Things You May Not Know About the Apollo 11 Mission
Randy Attwood, FRASC
2019 marked the 50th anniversary of the first Moon landing. There was much coverage around the July 20th date, but perhaps there were some aspects of the mission that you may not have heard before
– what changes were made to the lunar module while it stood on the launch pad as a result of issues found during the Apollo
10 mission in May?
– why was there nearly no television from the Moon during the moonwalk?
– why was Armstrong chosen to take the first steps on the Moon
– why are there no good pictures of Armstrong standing on the lunar surface?
– what five problems did Armstrong and Aldrin face during the landing, each of which – if not resolved by the crew and Mission
Control – could have meant no lunar landing.
J. Randy Attwood is a resident of Mississauga and has been looking up at the night sky for nearly 50 years.
He joined the RASC in 1970. He is the founder, Past-President and currently Honorary President of the Mississauga Centre, a Past-President of the Toronto Centre and a Past President of the Society. He was the Executive Director of the Society from 2014 – 2019.
In 2013 he was named as one of the first Fellows of the Society. In 2005 he was awarded the Society’s Service Award.
Randy has appeared on CTV, CBC, GLOBAL and the Discovery Channel to provide background information for space and astronomy related stories. He has covered 12 space shuttle launches and landings as a journalist and as a Canadian Space Agency photographer.
Between 1981 and 1994 he produced and hosted 63 astronomy cable television shows called Astronomy Toronto which are stored on the Society’s RASCANADA You Tube Channel.
He has traveled to various places around the world to observe and photograph 12 total eclipses of the sun. He has written High School Astronomy text book units on astronomy and presented planetarium programming at schools.
Randy Attwood is the President of The Earthshine Astronomy and Space Science Organization, a Mississauga based not for profit charity organization.
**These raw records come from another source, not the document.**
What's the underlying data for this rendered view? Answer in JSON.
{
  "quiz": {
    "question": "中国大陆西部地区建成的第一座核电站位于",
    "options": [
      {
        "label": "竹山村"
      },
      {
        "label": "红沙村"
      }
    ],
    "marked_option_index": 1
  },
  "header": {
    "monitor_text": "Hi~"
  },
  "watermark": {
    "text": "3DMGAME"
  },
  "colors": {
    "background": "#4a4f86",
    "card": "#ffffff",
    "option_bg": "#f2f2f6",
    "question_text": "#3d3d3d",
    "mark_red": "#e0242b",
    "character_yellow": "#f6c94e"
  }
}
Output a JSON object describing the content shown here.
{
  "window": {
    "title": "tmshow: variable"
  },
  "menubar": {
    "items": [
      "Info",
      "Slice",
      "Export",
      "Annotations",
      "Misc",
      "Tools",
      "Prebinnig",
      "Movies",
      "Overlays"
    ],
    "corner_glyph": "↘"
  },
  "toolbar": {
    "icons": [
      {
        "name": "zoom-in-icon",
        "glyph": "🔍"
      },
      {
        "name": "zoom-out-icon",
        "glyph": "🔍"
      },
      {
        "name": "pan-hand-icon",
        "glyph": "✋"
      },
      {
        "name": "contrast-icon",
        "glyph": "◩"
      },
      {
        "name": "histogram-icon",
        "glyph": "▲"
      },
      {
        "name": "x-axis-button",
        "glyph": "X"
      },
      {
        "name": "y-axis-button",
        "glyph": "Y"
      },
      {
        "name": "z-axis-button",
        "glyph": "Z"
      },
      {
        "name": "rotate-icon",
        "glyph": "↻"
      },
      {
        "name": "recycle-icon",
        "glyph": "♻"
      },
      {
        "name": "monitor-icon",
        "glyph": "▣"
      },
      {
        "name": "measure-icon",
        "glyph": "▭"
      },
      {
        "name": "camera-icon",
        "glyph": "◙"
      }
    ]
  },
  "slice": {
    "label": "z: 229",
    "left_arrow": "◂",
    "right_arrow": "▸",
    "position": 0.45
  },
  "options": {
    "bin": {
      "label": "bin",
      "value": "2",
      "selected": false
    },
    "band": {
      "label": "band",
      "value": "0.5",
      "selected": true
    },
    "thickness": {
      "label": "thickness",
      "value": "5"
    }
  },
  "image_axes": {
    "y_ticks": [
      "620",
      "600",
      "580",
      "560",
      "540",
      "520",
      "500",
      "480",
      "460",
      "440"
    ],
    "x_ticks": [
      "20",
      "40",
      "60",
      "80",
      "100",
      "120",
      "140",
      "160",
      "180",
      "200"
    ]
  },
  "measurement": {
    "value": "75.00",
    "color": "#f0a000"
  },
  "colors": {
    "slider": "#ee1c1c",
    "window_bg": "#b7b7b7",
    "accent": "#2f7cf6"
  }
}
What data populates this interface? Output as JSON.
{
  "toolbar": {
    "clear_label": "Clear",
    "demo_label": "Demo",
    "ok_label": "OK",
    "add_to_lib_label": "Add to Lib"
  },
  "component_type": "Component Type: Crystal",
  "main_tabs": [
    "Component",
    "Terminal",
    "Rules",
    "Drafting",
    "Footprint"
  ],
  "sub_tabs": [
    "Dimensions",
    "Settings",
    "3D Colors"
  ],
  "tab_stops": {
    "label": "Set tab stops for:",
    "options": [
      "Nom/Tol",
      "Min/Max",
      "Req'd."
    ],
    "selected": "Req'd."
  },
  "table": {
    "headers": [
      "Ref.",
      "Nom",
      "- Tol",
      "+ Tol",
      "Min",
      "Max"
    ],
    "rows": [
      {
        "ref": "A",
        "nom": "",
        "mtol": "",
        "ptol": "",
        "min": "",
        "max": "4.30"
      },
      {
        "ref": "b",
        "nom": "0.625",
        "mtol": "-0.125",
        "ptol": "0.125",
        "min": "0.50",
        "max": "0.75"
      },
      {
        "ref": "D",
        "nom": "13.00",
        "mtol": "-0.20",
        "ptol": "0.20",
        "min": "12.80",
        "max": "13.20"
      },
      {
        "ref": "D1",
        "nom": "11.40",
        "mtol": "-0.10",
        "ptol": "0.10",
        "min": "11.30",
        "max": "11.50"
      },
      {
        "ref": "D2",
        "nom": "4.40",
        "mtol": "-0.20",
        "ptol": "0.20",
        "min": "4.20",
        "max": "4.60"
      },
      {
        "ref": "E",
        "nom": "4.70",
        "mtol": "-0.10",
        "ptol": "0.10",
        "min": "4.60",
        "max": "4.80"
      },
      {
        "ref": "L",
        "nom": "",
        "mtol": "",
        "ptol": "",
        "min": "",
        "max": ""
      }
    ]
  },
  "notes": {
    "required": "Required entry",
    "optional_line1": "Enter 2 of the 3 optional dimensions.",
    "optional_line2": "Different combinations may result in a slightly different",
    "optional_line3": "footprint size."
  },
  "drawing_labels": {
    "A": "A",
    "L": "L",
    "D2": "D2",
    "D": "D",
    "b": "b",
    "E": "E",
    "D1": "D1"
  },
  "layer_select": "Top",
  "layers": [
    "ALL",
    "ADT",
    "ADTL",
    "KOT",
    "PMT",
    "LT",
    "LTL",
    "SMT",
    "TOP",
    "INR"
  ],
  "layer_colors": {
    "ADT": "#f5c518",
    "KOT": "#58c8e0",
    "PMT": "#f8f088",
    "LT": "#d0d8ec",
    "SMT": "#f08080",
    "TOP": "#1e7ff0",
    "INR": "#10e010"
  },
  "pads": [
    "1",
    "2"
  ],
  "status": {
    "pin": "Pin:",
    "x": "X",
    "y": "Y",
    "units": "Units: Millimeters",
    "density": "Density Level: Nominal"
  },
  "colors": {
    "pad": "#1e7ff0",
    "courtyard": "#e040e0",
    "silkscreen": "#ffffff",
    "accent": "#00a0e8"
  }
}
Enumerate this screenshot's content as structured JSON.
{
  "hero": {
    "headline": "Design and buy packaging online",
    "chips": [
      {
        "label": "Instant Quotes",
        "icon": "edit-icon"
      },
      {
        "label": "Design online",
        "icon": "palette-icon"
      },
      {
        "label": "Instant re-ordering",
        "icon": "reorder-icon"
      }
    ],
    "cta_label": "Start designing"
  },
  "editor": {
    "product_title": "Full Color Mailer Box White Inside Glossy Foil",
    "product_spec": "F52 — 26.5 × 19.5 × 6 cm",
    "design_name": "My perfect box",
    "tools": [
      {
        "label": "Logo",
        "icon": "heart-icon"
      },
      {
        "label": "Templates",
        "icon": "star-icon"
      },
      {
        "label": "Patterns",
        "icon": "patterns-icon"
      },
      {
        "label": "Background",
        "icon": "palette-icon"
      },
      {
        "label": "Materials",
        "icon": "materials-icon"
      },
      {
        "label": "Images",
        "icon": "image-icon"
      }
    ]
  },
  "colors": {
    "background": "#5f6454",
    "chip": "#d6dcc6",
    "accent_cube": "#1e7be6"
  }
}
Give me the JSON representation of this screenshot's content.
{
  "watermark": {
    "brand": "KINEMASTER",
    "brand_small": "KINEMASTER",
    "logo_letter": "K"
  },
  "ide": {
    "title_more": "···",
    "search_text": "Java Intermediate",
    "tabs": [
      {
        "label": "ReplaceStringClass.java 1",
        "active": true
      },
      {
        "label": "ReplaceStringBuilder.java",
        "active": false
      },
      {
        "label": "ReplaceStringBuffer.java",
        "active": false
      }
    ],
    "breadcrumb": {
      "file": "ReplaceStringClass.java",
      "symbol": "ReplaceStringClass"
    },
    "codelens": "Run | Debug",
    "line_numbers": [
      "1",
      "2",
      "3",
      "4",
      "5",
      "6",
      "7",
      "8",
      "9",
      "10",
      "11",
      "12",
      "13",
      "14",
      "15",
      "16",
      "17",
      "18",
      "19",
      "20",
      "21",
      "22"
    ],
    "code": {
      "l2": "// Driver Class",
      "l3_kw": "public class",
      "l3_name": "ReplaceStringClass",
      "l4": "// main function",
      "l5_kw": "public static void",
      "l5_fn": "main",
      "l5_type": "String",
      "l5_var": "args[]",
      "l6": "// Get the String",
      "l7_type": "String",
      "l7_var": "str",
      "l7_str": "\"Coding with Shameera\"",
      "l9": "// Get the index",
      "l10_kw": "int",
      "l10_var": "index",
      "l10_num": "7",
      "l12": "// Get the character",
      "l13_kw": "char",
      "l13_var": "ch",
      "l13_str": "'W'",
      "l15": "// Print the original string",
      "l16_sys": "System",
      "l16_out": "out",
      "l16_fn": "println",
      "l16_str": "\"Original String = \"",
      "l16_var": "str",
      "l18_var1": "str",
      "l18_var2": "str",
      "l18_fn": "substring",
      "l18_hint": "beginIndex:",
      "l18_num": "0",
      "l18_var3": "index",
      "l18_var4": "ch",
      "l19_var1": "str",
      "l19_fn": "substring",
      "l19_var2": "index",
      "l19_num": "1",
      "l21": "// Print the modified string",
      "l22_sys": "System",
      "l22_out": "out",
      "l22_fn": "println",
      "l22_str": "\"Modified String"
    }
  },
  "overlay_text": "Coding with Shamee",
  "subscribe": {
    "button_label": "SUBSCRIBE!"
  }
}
Earthshine hopes to build and run a public astronomy facility in the Mississauga area.
In 2012, Asteroid 260235 was renamed Asteroid Attwood in his honour.